Where "label" occurs in a line of the entries below, copy that line.
********
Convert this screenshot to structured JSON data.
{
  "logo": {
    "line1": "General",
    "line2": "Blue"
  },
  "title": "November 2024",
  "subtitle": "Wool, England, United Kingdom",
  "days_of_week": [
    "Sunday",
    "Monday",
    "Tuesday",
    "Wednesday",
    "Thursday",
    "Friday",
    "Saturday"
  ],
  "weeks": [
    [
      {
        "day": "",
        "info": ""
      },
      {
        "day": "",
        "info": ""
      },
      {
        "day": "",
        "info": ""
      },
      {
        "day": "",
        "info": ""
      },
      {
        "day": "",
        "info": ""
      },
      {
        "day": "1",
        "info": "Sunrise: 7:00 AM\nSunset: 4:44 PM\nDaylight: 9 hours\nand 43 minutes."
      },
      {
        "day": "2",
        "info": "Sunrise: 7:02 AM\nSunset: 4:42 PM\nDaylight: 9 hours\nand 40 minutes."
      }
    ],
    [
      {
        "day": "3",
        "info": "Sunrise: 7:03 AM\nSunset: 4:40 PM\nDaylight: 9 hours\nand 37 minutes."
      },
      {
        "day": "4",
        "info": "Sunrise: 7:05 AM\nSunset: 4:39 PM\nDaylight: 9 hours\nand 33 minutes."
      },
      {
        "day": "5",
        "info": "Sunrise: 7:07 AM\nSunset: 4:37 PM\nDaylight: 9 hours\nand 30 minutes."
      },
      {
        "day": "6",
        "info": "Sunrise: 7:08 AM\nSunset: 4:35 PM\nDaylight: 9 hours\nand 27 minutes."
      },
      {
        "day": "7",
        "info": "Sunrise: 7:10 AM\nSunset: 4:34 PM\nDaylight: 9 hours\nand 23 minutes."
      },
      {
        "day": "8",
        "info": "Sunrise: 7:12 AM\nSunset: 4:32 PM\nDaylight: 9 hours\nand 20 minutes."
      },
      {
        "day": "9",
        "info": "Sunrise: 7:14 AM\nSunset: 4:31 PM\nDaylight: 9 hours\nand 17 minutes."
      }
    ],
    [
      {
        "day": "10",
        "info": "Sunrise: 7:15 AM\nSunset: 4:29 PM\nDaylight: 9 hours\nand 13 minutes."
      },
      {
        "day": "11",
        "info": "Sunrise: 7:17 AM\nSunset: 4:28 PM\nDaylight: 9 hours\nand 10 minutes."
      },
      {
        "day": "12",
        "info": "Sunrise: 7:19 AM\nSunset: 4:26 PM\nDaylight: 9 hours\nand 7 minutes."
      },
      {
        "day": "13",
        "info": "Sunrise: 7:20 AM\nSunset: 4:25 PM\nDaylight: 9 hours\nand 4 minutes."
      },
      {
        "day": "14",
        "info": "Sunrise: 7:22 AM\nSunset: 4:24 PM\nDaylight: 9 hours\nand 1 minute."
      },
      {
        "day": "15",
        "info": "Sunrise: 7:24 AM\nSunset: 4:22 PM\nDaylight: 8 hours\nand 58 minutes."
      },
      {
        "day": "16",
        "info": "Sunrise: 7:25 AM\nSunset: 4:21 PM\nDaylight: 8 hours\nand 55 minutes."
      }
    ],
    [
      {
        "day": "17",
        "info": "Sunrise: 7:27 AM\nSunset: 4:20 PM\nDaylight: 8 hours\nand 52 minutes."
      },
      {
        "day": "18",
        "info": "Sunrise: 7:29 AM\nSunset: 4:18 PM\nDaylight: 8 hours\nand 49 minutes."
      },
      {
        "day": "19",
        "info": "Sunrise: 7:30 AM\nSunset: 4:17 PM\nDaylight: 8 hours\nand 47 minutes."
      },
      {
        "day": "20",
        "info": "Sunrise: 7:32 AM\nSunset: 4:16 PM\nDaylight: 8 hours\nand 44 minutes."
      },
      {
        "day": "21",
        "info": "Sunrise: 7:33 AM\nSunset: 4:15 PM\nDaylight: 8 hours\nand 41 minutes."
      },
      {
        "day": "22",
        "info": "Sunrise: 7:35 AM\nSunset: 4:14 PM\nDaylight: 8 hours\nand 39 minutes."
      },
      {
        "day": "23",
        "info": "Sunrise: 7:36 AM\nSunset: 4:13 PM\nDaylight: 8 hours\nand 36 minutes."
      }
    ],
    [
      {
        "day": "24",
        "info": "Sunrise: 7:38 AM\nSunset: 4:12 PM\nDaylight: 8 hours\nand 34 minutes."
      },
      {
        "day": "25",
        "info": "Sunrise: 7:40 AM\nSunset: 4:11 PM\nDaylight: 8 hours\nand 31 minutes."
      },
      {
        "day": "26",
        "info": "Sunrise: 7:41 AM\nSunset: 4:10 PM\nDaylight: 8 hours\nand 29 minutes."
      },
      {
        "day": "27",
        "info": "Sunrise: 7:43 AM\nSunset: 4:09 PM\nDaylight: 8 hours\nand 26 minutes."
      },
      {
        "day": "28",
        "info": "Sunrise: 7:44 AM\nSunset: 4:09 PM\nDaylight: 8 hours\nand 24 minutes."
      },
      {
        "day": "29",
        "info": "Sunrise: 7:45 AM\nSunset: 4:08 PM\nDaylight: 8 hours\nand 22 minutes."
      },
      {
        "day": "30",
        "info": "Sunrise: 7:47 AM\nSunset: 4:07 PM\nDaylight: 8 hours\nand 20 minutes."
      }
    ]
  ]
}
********
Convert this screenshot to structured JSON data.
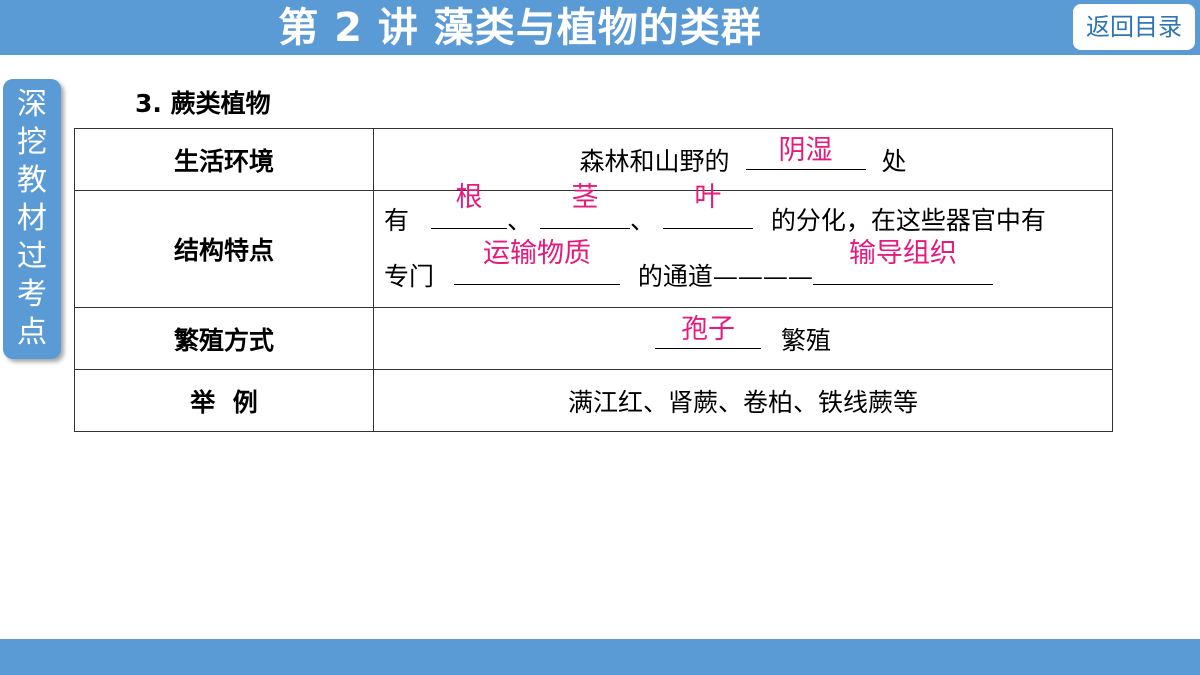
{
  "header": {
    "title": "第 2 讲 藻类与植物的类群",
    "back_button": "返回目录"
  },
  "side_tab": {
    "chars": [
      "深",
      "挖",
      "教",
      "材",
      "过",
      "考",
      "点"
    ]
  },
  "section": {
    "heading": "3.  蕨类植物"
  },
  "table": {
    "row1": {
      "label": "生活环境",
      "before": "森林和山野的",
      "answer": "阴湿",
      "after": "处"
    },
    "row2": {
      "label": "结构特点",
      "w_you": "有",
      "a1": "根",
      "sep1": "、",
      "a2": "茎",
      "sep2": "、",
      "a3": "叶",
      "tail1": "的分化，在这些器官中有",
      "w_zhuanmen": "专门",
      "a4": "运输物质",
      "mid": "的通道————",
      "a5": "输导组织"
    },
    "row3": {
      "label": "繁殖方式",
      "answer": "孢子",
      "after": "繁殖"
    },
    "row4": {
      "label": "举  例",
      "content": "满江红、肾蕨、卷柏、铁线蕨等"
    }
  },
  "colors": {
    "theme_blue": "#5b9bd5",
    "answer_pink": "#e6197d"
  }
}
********
Result for this task
      "label": "生活环境",
      "label": "结构特点",
      "label": "繁殖方式",
      "label": "举  例",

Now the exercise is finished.